Sometime known as the land of the midnight sun, as with most destinations north of 60; Yellowknife is an amazing place of opportunity for those that live there and a never ending spectacle for those that visit.
I have now visited twice in the winter months and once during the height of summer. Having a brother that lives there definitely encourages the return visits, but I always have a great deal of fun every time I go.
For this visit I did the mandatory tour of the Snowking’s ice castle and spent some time admiring the results of the annual snow sculpture contest. The 1st place winner was an absolute masterpiece incorporating old man winter taking a bite out of a wooden cabin. It was hard to believe one could sculpt wood grain and forehead wrinkles from snow. Amazing.
Following the Snowking’s castle, my brother and I sampled the local beer at the NWT Brewing Co., hiked up to Pilot’s Monument where I took the panoramic shot for the graphic at the top of this page and visited one of the most authentic territory restaurants YK has to offer – Bullock’s Bistro.
For a town of some 20,000 souls, the dining experience is fairly impressive considering the cost to operate an establishment in this environment. The heating and electrical bills are some of the highest in all of Canada – and considering that for 7 to 8 months of the year you could easily freeze your knickers stiff if you stood still for too long.
Every time I visit, I struggle with the fact that my home is in the south with respect to Yellowknife. A fact that was unthought-of while growing up in Ontario. I always believed that I was in the north, but in reality, Yellowknife is as far north from Ottawa, Ontario (where I currently live) as Jacksonville, Florida is to the south. And when it comes to having a unique northern experience, the ice roads will provide one of those many must have stories when you return home.
The majority of the roadways are carved out of the snow covered lakes. The truckers stick to a precise 24/7 schedule to limit any possibility of the ice fracturing along with a mind numbing, maximum speed of 25km/hour. This speed makes a round trip journey of only a few hundred kilometres a multiday ordeal.
This year, I had an opportunity to spend a couple nights out on Tibbitt Lake ice fishing and watching the trucks drive past. On one hand, it sounds bizarre to spend a night in the middle of the back country where you would expect stark silence so far from the city lights. But at the same time, to see a transport truck rumble past where normally in the summer months there wouldn’t be a single motorized vehicle with the exception of the occasional small boat.

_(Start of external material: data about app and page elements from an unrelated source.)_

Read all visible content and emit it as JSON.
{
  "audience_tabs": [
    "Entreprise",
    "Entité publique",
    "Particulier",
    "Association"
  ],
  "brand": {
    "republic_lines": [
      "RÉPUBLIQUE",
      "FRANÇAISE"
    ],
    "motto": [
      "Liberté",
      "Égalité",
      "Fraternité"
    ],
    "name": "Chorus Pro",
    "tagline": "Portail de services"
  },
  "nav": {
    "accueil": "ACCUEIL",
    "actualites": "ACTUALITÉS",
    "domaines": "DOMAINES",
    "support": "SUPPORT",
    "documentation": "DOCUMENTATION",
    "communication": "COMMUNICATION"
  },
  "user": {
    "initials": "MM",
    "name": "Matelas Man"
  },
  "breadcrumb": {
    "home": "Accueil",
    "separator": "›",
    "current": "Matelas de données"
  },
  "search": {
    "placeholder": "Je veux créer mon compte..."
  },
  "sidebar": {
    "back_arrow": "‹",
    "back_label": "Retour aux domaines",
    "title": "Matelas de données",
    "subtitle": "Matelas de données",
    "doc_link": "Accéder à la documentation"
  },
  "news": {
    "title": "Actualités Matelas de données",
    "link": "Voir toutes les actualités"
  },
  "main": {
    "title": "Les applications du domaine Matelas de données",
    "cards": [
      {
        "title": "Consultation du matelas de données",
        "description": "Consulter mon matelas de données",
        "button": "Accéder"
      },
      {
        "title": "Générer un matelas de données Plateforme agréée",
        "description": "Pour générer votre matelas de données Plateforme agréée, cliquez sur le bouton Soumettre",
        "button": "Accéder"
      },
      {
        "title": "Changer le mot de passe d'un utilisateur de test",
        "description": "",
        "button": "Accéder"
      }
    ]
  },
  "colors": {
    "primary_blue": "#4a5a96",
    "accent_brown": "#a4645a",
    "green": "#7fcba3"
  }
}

All things considered, the trucks were far enough away that the sound of them was nearly unnoticeable from inside the well-insulated cabin.
Speaking of cabin – it took 12 hours for the cabin to reach a temperature that would be considered comfortable from an initial -37 Celsius. So of course, the first night was a bit chilly seeing as we arrived late in the afternoon. That night, the outside temp dipped below -40.
The following day was spent exploring around the cabin and catching northern pike through the three feet of ice that we had to manually drill through.
The remainder of the trip was spent hanging out with a few friends, exercising my camera’s shutter button while trying to prevent my fingers from freezing and enjoying winter.
On my next trip north I plan on finally getting out with one of the many dog sled companies that operate in the area. I really do love winter and all the activities it brings with it.
I was sad to go, but at least on my return flight I had some time to capture the northern lights at 35,000 feet. What a great way to wrap everything up. Until next time…